At his last commission meeting Wednesday, Lawrence proposed the county take the lead in rebuilding the causeway to Antelope Island, building a west Davis highway and diking Farmington Bay on the Great Salt Lake, turning it into a fresh-water impoundment.All three could be done as parts of a single, massive public works project that would ensure the county's future, Lawrence said.

His proposal is to route the west Davis highway on top of a restored causeway from Syracuse to Antelope Island, south along the island's east side, and then atop another dike from the south end of the island, connecting it to I-80 at around 7200 West in Salt Lake County.

Because most of the affected area, including the stretch of the Great Salt Lake included in the new fresh-water bay, is within the boundaries of Davis County, the county could finance it by forming a water conservancy district and issuing bonds, Lawrence told his fellow commissioners.

The bonds would be repaid by revenue generated from selling the water captured in Farmington Bay as secondary or irrigation water, Lawrence said.

Shifting the west Davis highway out to Antelope Island would enhance tourism, he said, and actually reduce the highway's construction cost. Any route along the east shore of the Great Salt Lake, in the west portion of the county, would be expensive because of wetlands mitigation required by federal law, he said.

Building the highway through the marshlands would cost up to $100 million, Lawrence estimated, adding by moving it to the island and using fill from the island to build the causeways, the cost could be reduced as much as 60 percent.

Several agencies, including the Great Salt Lake Authority appointed two years ago by the Legislature, have endorsed portions of the proposal, Lawrence said, but until now no one has put them into a single package.

Putting it all together, with the resultant tourism boost and increased water resource, would make Davis County "the crown jewel of the state of Utah," Lawrence said.

Although he leaves office Monday, Lawrence volunteered to continue working on the project as a private citizen.

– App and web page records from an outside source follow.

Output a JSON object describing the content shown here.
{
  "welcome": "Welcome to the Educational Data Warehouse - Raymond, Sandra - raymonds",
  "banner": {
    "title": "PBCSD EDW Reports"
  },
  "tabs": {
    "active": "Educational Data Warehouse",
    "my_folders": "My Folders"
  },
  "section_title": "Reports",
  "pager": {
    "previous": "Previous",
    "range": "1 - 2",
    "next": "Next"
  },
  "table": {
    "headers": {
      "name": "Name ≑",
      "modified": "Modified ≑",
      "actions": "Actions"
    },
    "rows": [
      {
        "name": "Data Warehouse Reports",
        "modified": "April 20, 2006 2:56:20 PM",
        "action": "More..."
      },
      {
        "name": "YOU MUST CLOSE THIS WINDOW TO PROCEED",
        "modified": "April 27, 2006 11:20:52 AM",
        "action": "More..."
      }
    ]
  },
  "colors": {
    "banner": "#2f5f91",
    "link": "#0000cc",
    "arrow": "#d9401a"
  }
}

Fellow commissioner Robert Rose, also leaving office Monday, said he is "thrilled and excited" about the project.

Commission chairman Gayle Stevenson, the only one of the three remaining in office, said he appreciates Lawrence's proposal and will pass it along to the two new commissioners.